* **ABOUT THIS TASK**
Scan the entries below and count the lines holding the string "chart". Supply only the number.

* **DATA TO PROCESS**
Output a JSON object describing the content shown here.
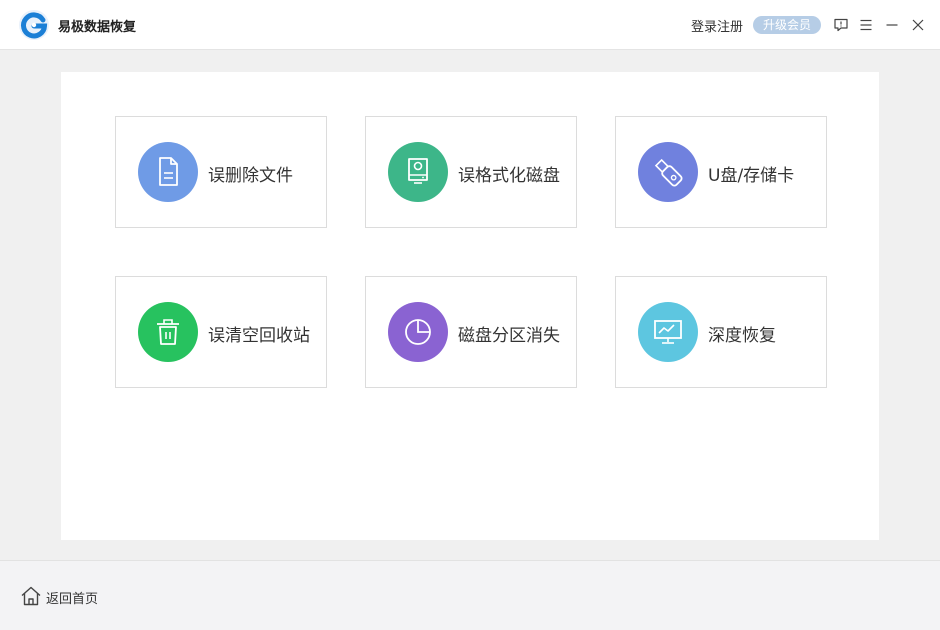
{
  "header": {
    "app_title": "易极数据恢复",
    "login_label": "登录注册",
    "vip_label": "升级会员",
    "logo_icon": "app-logo-icon",
    "controls": [
      "feedback-icon",
      "menu-icon",
      "minimize-icon",
      "close-icon"
    ]
  },
  "cards": [
    {
      "label": "误删除文件",
      "icon": "document-icon",
      "color": "#6f9be6"
    },
    {
      "label": "误格式化磁盘",
      "icon": "hard-disk-icon",
      "color": "#3db689"
    },
    {
      "label": "U盘/存储卡",
      "icon": "usb-drive-icon",
      "color": "#7081de"
    },
    {
      "label": "误清空回收站",
      "icon": "trash-icon",
      "color": "#27c25f"
    },
    {
      "label": "磁盘分区消失",
      "icon": "pie-chart-icon",
      "color": "#8a63d2"
    },
    {
      "label": "深度恢复",
      "icon": "monitor-chart-icon",
      "color": "#5dc6e0"
    }
  ],
  "footer": {
    "home_label": "返回首页",
    "home_icon": "home-icon"
  },
  "colors": {
    "accent": "#1b7fd6",
    "vip_badge": "#b6cde6",
    "background": "#f0f0f0"
  }
}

* **FINAL ANSWER**
2